- Principal Investigator: Milica Bucknall
- 1 January 2022 to 31 December 2023
- Project No: 565
- Funding round: FR2
Our proposed research looks to improve how we understand perinatal anxiety and its
effects. The term “perinatal anxiety” refers to anxiety (excessive worrying, restlessness,
nervousness) that occurs during pregnancy and/or up to 12 months after birth. During this
period, women are at greater risk of experiencing common mental health disorders such as
depression and anxiety. Our research will help raise awareness about this and support
healthcare decisions, which is of further importance given that COVID-19 pandemic has
resulted in higher number of pregnant women experiencing mental health problems.
Previous research has focused on depression during the perinatal period, but we know far
less about anxiety. What we do know is that anxiety may lead to depression, poor quality
of life and may impact child development.
The applicants have already carried out research which examined the experiences of
diagnosis and treatment of perinatal anxiety.
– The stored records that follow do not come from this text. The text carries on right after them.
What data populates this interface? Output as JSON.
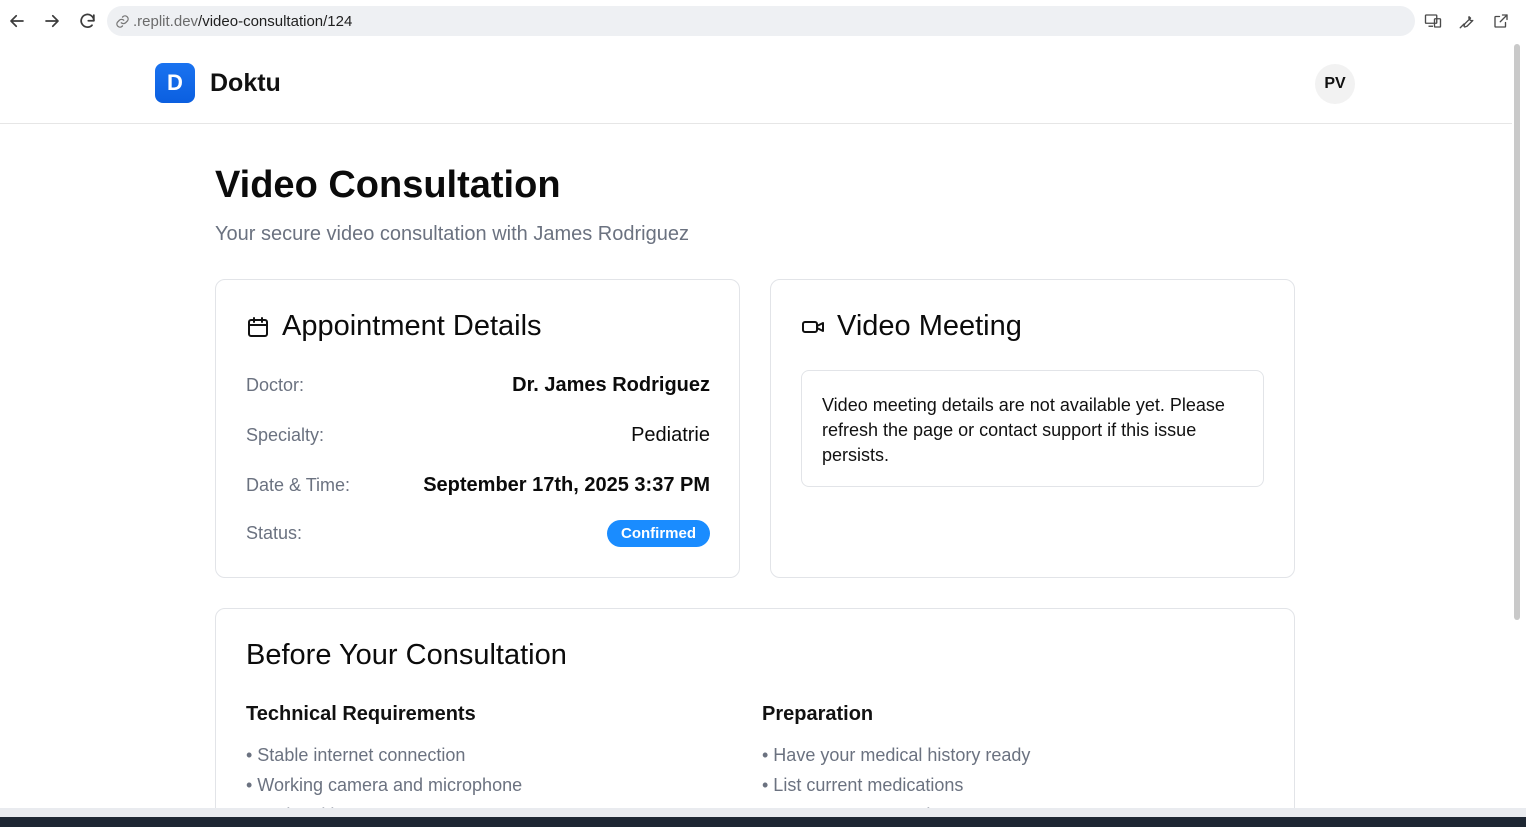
{
  "browser": {
    "url_host": ".replit.dev",
    "url_path": "/video-consultation/124",
    "icons": [
      "back-icon",
      "forward-icon",
      "reload-icon",
      "link-icon",
      "devices-icon",
      "wrench-icon",
      "external-link-icon"
    ]
  },
  "header": {
    "logo_letter": "D",
    "brand": "Doktu",
    "avatar_initials": "PV"
  },
  "page": {
    "title": "Video Consultation",
    "subtitle": "Your secure video consultation with James Rodriguez"
  },
  "appointment": {
    "title": "Appointment Details",
    "doctor_label": "Doctor:",
    "doctor_value": "Dr. James Rodriguez",
    "specialty_label": "Specialty:",
    "specialty_value": "Pediatrie",
    "datetime_label": "Date & Time:",
    "datetime_value": "September 17th, 2025 3:37 PM",
    "status_label": "Status:",
    "status_value": "Confirmed",
    "status_color": "#1a8cff"
  },
  "video": {
    "title": "Video Meeting",
    "notice": "Video meeting details are not available yet. Please refresh the page or contact support if this issue persists."
  },
  "before": {
    "title": "Before Your Consultation",
    "technical": {
      "heading": "Technical Requirements",
      "items": [
        "• Stable internet connection",
        "• Working camera and microphone",
        "• Updated browser or Zoom app"
      ]
    },
    "preparation": {
      "heading": "Preparation",
      "items": [
        "• Have your medical history ready",
        "• List current medications",
        "• Prepare your questions"
      ]
    }
  }
}
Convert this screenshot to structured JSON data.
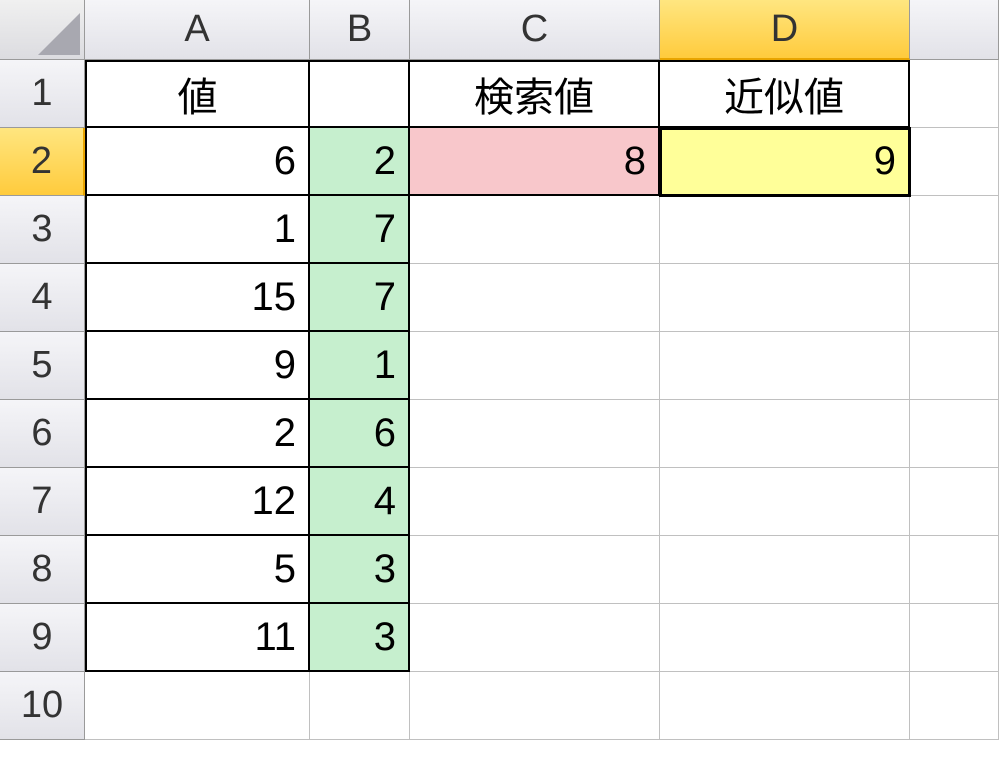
{
  "columns": [
    "A",
    "B",
    "C",
    "D",
    ""
  ],
  "rows": [
    "1",
    "2",
    "3",
    "4",
    "5",
    "6",
    "7",
    "8",
    "9",
    "10"
  ],
  "headers": {
    "A1": "値",
    "C1": "検索値",
    "D1": "近似値"
  },
  "cells": {
    "A2": "6",
    "B2": "2",
    "C2": "8",
    "D2": "9",
    "A3": "1",
    "B3": "7",
    "A4": "15",
    "B4": "7",
    "A5": "9",
    "B5": "1",
    "A6": "2",
    "B6": "6",
    "A7": "12",
    "B7": "4",
    "A8": "5",
    "B8": "3",
    "A9": "11",
    "B9": "3"
  },
  "selected": {
    "column": "D",
    "row": "2",
    "cell": "D2"
  }
}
We found that knowledge among healthcare
professionals is often limited about perinatal anxiety. This is likely to have negative effects
on care received by women.
We propose using information from a large national database of anonymised patient
records. We will use this database to identify a large group of women to compare. This
group will include women who are pregnant and those who are not, women with children
and those without and women with perinatal anxiety and those without. We will assess the
- the role of pregnancy and anxiety in terms of health and healthcare use;
- whether the children of these women experience different patterns of healthcare
- whether women with perinatal anxiety can be grouped according to background
factors (age, deprivation), pregnancy details (gender of the baby, delivery method
and outcome), lifestyle choices, and other medical conditions;
- groups at greatest risk of increased healthcare use and those more likely to go on
to experience severe mental health problems.
After this, we will undertake interviews with women who have had perinatal anxiety and a
range of different healthcare providers (such as, GPs, midwives). These interviews will help
us to understand views on labelling women by risk, healthcare management, and training
needs for staff.
Our research findings will be used to improve awareness of perinatal anxiety and to better
inform decisions about treatment. Findings will be shared with members of the public and
healthcare professionals. Published reports and conference presentations will be produced.
We will also host an end of study workshop.
In the future the team will look into how the findings from this study may lead to the
development of new treatments.
A patient advisory group has supported the development of this proposal. The group will
continue to provide advice during the research. Co-applicant, Amy Spruce is a member of
the advisory group and will act as the group’ s spokesperson at study meetings. Our clinical
and patient advisory groups will suggest ways to share findings with lay audiences, via
social media such as a video animation for You-Tube or Tik-Tok.
Prof Carolyn Chew-Graham
Amount awarded: £397,408